Consider the following two sentences:
- His intransigent opinion was sufficient to frustrate, regardless of formal mediation, all attempts at constructive discourse.
- He was so fixed in his views that you couldn’t have a good discussion even using a mediator.
Which one do you think would be accessible to the broadest audience? How old do you think you’d need to be to understand that first sentence? And the second?
I’m putting this to you, because it touches on something that I’m passionate about. Also something which poses problems when discussing language.
Before I go into the issue more, I’ll tell you a bit more about those examples:
- That second sentence could be understood by most 12 year olds. Even if they didn’t know what a mediator was they could probably get an idea from the context.
- The first sentence, in contrast, would be a struggle for many 18 year olds. Of those who did understand it, there’s a good chance they’d be divining the meaning of at least two or three words from context.
I can even verify this by running each sentence through an analysis of reading difficulty and reading age.
That a 12 year old can understand what we write is a good thing, because it means that everyone over that age will probably be okay. Including those who find reading a bit of a struggle.
This comes up a lot in my line of work, and yet the response I’ve come to expect from people when I say the above is “our audience isn’t stupid!”. Nor are most 12 year olds, but that seems to slip their mind.
Not knowing a word doesn’t make you stupid. Vocabulary is learnt.
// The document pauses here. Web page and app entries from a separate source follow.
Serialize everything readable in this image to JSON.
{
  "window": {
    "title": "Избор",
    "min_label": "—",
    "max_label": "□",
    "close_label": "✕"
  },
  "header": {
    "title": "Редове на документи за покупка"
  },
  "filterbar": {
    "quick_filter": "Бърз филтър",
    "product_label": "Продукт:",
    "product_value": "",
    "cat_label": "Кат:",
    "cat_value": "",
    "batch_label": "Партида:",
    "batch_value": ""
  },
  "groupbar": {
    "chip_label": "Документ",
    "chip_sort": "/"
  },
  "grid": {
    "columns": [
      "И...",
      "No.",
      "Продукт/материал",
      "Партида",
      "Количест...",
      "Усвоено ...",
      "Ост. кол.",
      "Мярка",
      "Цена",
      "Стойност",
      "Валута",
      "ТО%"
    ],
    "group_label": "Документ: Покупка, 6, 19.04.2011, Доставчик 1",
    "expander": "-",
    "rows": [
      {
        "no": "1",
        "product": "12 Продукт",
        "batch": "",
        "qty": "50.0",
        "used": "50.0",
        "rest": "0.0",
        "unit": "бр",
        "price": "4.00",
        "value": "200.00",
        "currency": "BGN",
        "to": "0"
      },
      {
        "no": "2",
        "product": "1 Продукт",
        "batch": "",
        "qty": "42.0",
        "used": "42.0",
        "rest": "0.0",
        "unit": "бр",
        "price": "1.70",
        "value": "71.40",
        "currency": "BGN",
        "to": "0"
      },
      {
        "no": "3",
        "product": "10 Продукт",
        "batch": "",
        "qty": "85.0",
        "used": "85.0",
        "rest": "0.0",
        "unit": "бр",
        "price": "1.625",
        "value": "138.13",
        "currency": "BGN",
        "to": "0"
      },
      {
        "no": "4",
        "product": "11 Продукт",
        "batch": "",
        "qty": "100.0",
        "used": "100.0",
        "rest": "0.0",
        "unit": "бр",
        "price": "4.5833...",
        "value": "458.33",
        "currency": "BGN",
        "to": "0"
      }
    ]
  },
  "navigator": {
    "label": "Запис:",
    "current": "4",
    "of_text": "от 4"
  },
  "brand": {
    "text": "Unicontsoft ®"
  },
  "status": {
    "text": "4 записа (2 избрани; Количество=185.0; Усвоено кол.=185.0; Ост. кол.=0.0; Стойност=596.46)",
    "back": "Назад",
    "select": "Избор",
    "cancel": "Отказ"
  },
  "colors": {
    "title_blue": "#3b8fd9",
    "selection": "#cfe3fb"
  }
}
Which is why ‘reading age’ as a measure of how accessible a text is, is talked about in ‘years of education’. So a 12 year old is (roughly) in their 6th year of education.
Having said that, 6 years of education actually covers an awful lot of words, and enough grammar to figure out the odd unfamiliar one.
Take most fiction and run it through an analysis and it’ll come out as between grade 6 and grade 8. Best-sellers are typically grade 6, and that comes back to accessibility.
What disturbs me is the idea that intelligence is linked to both formal education and to language skills.
I guess that’s just because our culture links ‘not understanding’ to ‘stupid’. Ask anyone with a learning disability and they’ll tell you just how often they got told they were stupid before their problem was diagnosed.
What I find ironic is people with ‘big’ vocabularies feeling that they are talking down to others if they write simply when, in truth, a lot of their audience would thank them for something easy to read.
Don’t get me wrong though – I’m not saying ditch all long words or that clauses should be banished. I’m just saying that we need to understand our audience. Remember that they aren’t us. Or, if they are us, realise we probably won’t make the big bucks.
As for work environments, where clear communication should (I feel) be everyone’s goal, remember that simple language means reading takes less time, and that those who speak english as a second language benefit, as do many of those with reading difficulties.
There you go, that’s my not-so-tiny language rant!